--- President and First Lady Trump travel to Atlanta, Georgia today. At 1:15 p.m., they will deliver remarks at the Rx Drug Abuse and Heroin Summit in Atlanta. According to the White House, the Trumps will speak "about their fight to end the opioid crisis in America."
--- Vice President Mike Pence travels to Detroit, Michigan today. At 12 p.m., he participates in a Trump re-election fundraiser. At 1:15 p.m., he participates in a tour of the Ford Moter Company Dearborn Truck Plant. At 2:35 p.m., he delivers remarks to promote the United States-Mexico-Canada Agreement (USMCA), the Trump administration's proposed replacement for NAFTA.
Both chambers of Congress are on recess.
Supreme Court schedule
The Supreme Court justices hear oral arguments in Quarles v. United States and Taggart v. Lorenzen today. In addition, there is a possibility that the justices will issue opinions at 10 a.m.
A number of Democratic presidential hopefuls will participate in the She the People forum, the first-ever presidential candidate forum focused on women of color, in Houston, Texas today. The forum will include remarks from Sens.

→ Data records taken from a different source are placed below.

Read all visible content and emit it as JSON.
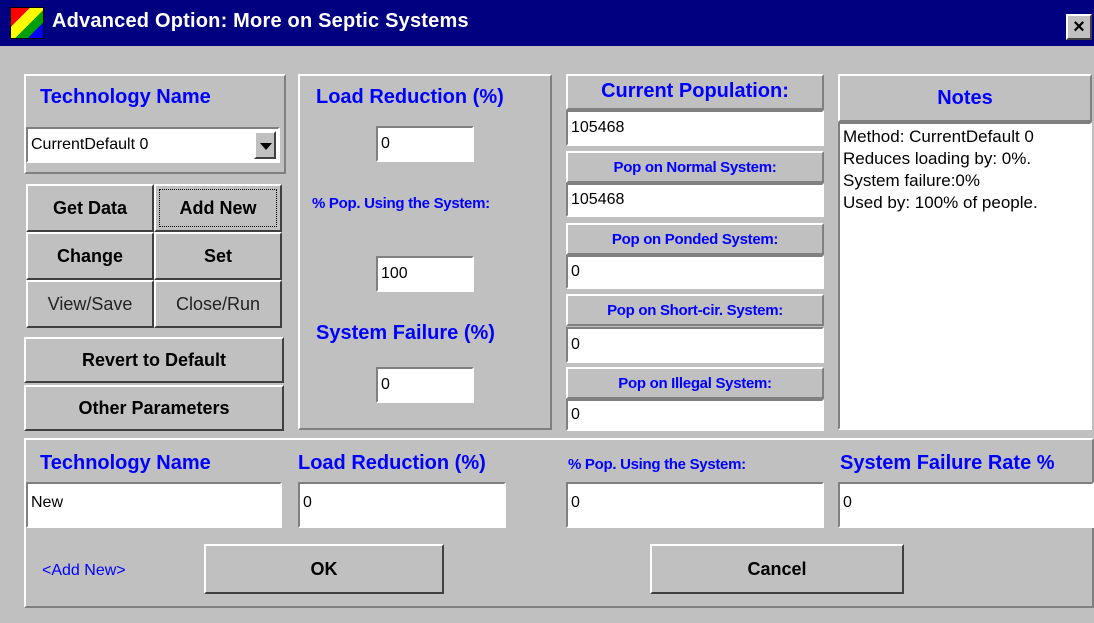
{
  "window": {
    "title": "Advanced Option: More on Septic Systems",
    "close_glyph": "×"
  },
  "left_panel": {
    "technology_name_label": "Technology Name",
    "technology_selected": "CurrentDefault 0",
    "buttons": {
      "get_data": "Get Data",
      "add_new": "Add New",
      "change": "Change",
      "set": "Set",
      "view_save": "View/Save",
      "close_run": "Close/Run",
      "revert": "Revert to Default",
      "other_params": "Other Parameters"
    }
  },
  "middle_panel": {
    "load_reduction_label": "Load Reduction (%)",
    "load_reduction_value": "0",
    "pct_pop_label": "% Pop. Using the System:",
    "pct_pop_value": "100",
    "system_failure_label": "System Failure (%)",
    "system_failure_value": "0"
  },
  "population_panel": {
    "current_population_label": "Current Population:",
    "current_population_value": "105468",
    "normal_label": "Pop on Normal System:",
    "normal_value": "105468",
    "ponded_label": "Pop on Ponded System:",
    "ponded_value": "0",
    "shortcir_label": "Pop on Short-cir. System:",
    "shortcir_value": "0",
    "illegal_label": "Pop on Illegal System:",
    "illegal_value": "0"
  },
  "notes_panel": {
    "label": "Notes",
    "lines": [
      "Method: CurrentDefault 0",
      "Reduces loading by: 0%.",
      "System failure:0%",
      "Used by: 100% of people."
    ]
  },
  "add_new_section": {
    "technology_name_label": "Technology Name",
    "technology_name_value": "New",
    "load_reduction_label": "Load Reduction (%)",
    "load_reduction_value": "0",
    "pct_pop_label": "% Pop. Using the System:",
    "pct_pop_value": "0",
    "failure_rate_label": "System Failure Rate %",
    "failure_rate_value": "0",
    "mode_link": "<Add New>",
    "ok_label": "OK",
    "cancel_label": "Cancel"
  },
  "colors": {
    "titlebar": "#000080",
    "face": "#c0c0c0",
    "label_blue": "#0000ff"
  }
}
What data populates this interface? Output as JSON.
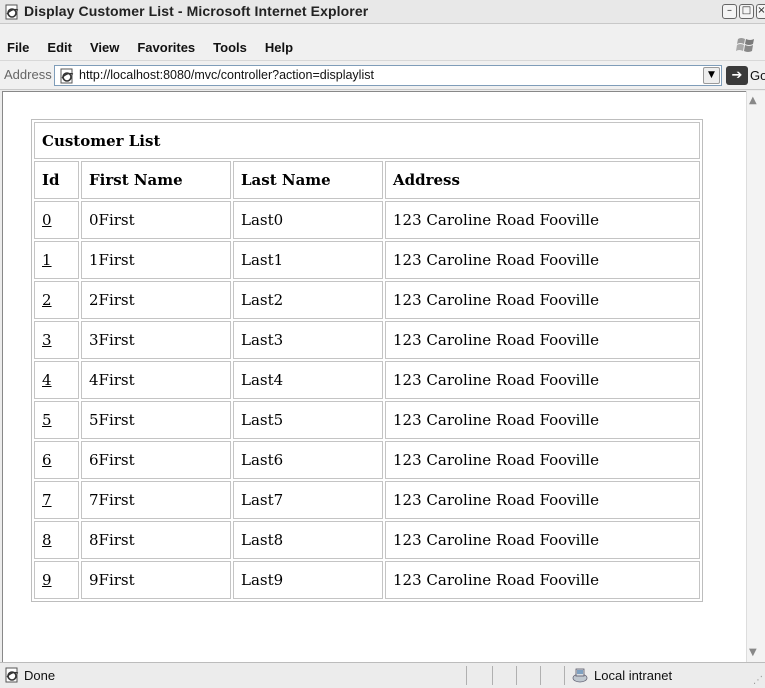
{
  "window": {
    "title": "Display Customer List - Microsoft Internet Explorer"
  },
  "menu": [
    {
      "label": "File"
    },
    {
      "label": "Edit"
    },
    {
      "label": "View"
    },
    {
      "label": "Favorites"
    },
    {
      "label": "Tools"
    },
    {
      "label": "Help"
    }
  ],
  "address": {
    "label": "Address",
    "url": "http://localhost:8080/mvc/controller?action=displaylist",
    "go_label": "Go"
  },
  "table": {
    "title": "Customer List",
    "headers": [
      "Id",
      "First Name",
      "Last Name",
      "Address"
    ],
    "rows": [
      {
        "id": "0",
        "first": "0First",
        "last": "Last0",
        "address": "123 Caroline Road Fooville"
      },
      {
        "id": "1",
        "first": "1First",
        "last": "Last1",
        "address": "123 Caroline Road Fooville"
      },
      {
        "id": "2",
        "first": "2First",
        "last": "Last2",
        "address": "123 Caroline Road Fooville"
      },
      {
        "id": "3",
        "first": "3First",
        "last": "Last3",
        "address": "123 Caroline Road Fooville"
      },
      {
        "id": "4",
        "first": "4First",
        "last": "Last4",
        "address": "123 Caroline Road Fooville"
      },
      {
        "id": "5",
        "first": "5First",
        "last": "Last5",
        "address": "123 Caroline Road Fooville"
      },
      {
        "id": "6",
        "first": "6First",
        "last": "Last6",
        "address": "123 Caroline Road Fooville"
      },
      {
        "id": "7",
        "first": "7First",
        "last": "Last7",
        "address": "123 Caroline Road Fooville"
      },
      {
        "id": "8",
        "first": "8First",
        "last": "Last8",
        "address": "123 Caroline Road Fooville"
      },
      {
        "id": "9",
        "first": "9First",
        "last": "Last9",
        "address": "123 Caroline Road Fooville"
      }
    ]
  },
  "status": {
    "text": "Done",
    "zone": "Local intranet"
  },
  "icons": {
    "title": "ie-page-icon",
    "address": "ie-page-icon",
    "status": "ie-page-icon",
    "zone": "local-intranet-icon",
    "logo": "windows-logo-icon"
  }
}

Cory Booker (D-NJ), Kamala Harris (D-CA), Amy Klobuchar (D-MN), Bernie Sanders (I-VT), and Elizabeth Warren (D-MA); Rep. Tulsi Gabbard (D-HI); former Rep. Beto O'Rourke (D-TX); and former HUD Secretary Julián Castro.
In addition, Booker, Castro, Harris, and Klobuchar will all address the African American Mayors Association (AAMA) annual conference in Houston today.
--- Rep. Seth Moulton (D-MA) headlines a "Politics and Eggs" event in Bedford, New Hampshire, before traveling to South Carolina, where he will participate in a beach clean up and meet and greet in Isle of Palms and a virtual town hall in Charleston.
--- Sanders holds a rally in Houston.
--- Entrepreneur Andrew Yang visits Las Vegas, Nevada, where he holds a veterans meet and greet, a meet and greet hosted by the state Service Employees International Union (SEIU), and a dinner hosted by the state Asian American and Pacific Islander (AAPI) Democratic caucus.
*All times Eastern